Hyperactive shooter DESYNC is made to resemble synesthesia

Beginning in the 20th century, modern design started being dominated by the saying “form follows function.” The idea was that when creating a building, car, or piece of software, pragmatism should come first, and style should be secondary. In Adult Swim’s upcoming game DESYNC, however, style is the function.

Taking inspiration from classic shooters like Quake (1996) and Unreal Tournament (1999), DESYNC is a deliberately unrealistic shooter set in a colorful neon world resembling the computer reality of the Tron films. Enemies are abstract collections of polygons and vectors, and players dual-wield guns and swords while jumping dozens of feet into the air and sprinting faster than Usain Bolt. This is all set to a dope electronic soundtrack, and the result is a Daft Punk-inspired fever dream that looks like a scene kid’s Christmas list. Most interesting, however, is how the game hopes to utilize this sensory overload to teach its players how to shoot good.

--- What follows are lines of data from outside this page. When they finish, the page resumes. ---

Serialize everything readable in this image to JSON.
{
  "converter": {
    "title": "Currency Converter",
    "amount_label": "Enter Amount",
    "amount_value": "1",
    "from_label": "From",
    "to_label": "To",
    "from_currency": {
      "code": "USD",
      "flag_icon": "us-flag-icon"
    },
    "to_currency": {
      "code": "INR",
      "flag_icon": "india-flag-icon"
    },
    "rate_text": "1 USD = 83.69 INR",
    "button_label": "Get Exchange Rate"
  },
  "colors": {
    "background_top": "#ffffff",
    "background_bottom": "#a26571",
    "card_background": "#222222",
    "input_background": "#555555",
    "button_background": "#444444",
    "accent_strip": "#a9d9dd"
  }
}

“A linchpin of all of Desync‘s design is creating synesthesia,” write the game’s developers in a recent entry over on their devlog. “This is most clearly reflected in the art-style.” They explain that because Desync is built to support a wide number of playstyles, it has an “overabundance of mechanics.” However, with its simple, clean world, the developers hope to help introduce players to its complexity not through plain text or extended tutorials, but through “a-ha moments” discovered naturally during play. “Desync has been built upon the idea of supplying simplicity/minimalism inside a shell of complexity,” they explain. “We’ve wanted everything in Desync to be somewhat abstract, hidden behind a layer of understanding that can only come through interacting with and even caring about the game’s systems.”

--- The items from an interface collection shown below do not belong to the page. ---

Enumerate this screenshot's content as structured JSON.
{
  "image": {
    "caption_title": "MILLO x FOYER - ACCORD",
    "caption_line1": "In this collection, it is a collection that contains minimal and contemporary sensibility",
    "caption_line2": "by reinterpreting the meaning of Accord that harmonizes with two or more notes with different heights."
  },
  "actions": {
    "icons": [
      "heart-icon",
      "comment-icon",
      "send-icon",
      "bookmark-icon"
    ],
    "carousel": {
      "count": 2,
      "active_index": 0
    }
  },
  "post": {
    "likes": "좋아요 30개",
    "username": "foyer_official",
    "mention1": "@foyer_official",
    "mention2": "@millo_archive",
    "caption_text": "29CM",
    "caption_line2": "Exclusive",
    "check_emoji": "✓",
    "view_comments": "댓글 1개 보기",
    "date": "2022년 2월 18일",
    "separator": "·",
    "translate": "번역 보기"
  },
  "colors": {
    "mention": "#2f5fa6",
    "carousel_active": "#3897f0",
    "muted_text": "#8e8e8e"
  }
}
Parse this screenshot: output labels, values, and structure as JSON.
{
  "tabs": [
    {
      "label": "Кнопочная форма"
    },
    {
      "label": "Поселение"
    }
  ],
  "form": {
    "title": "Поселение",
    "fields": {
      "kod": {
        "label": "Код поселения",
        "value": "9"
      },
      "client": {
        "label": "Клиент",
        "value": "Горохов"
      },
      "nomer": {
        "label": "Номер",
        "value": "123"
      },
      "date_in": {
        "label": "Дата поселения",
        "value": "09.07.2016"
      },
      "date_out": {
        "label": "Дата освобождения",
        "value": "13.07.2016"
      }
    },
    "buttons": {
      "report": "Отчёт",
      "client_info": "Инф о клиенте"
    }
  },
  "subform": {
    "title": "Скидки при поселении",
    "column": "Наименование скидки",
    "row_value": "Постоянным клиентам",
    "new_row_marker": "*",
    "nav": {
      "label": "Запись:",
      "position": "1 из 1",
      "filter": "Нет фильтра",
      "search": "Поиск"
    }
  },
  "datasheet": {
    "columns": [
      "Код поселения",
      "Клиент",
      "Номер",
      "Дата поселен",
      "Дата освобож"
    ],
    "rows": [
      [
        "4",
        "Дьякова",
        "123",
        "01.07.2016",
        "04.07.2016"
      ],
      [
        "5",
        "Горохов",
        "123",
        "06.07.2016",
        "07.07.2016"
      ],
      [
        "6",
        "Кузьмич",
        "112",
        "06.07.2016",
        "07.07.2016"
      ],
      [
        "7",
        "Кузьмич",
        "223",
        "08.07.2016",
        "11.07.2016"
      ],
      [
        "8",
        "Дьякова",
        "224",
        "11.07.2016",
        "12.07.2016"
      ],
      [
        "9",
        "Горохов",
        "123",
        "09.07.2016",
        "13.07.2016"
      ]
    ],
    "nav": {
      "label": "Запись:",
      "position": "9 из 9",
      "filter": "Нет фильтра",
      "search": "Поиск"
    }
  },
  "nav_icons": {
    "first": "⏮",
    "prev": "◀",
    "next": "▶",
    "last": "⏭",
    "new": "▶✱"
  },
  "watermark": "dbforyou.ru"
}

“A linchpin of all of Desync‘s design is creating synesthesia”

For instance, attacks in the games aren’t described using full sentences, instead simply listing the guns, enemy types, and traps involved to give players a clue as to what to do. Then, when they puzzle out how to make the attack work, the hope is that it will stick with them better than if the game had simply told them outright. “We only begrudgingly use human language at all,” write the developers. “Had the game been simpler, we’d create an alien language of glyphs, animations and icons to describe actions in the game,” similar to the recently released Hyper Light Drifter.

The result is a game that harkens back to the ‘80s, not just in its kitschy retro-VR look, but in its insistence that players just figure it out. As games have moved into 3D and become more complicated, tutorials and extended text teaching players how to play the game have only become more prevalent. This can be seen in the boot camp sessions at the beginning of many Call of Duty games, or in how the opening hours of Zelda games tend to be spent in a closed-off safe zone getting accustomed to how to play. With a touch of style and a good push out of the nest, though, DESYNC argues that even with all their complexity, modern games aren’t that much harder to understand than racing a light cycle in an ‘80s arcade cabinet.

DeSync is scheduled to release sometime in 2016. You can keep up with its development over on its devlog.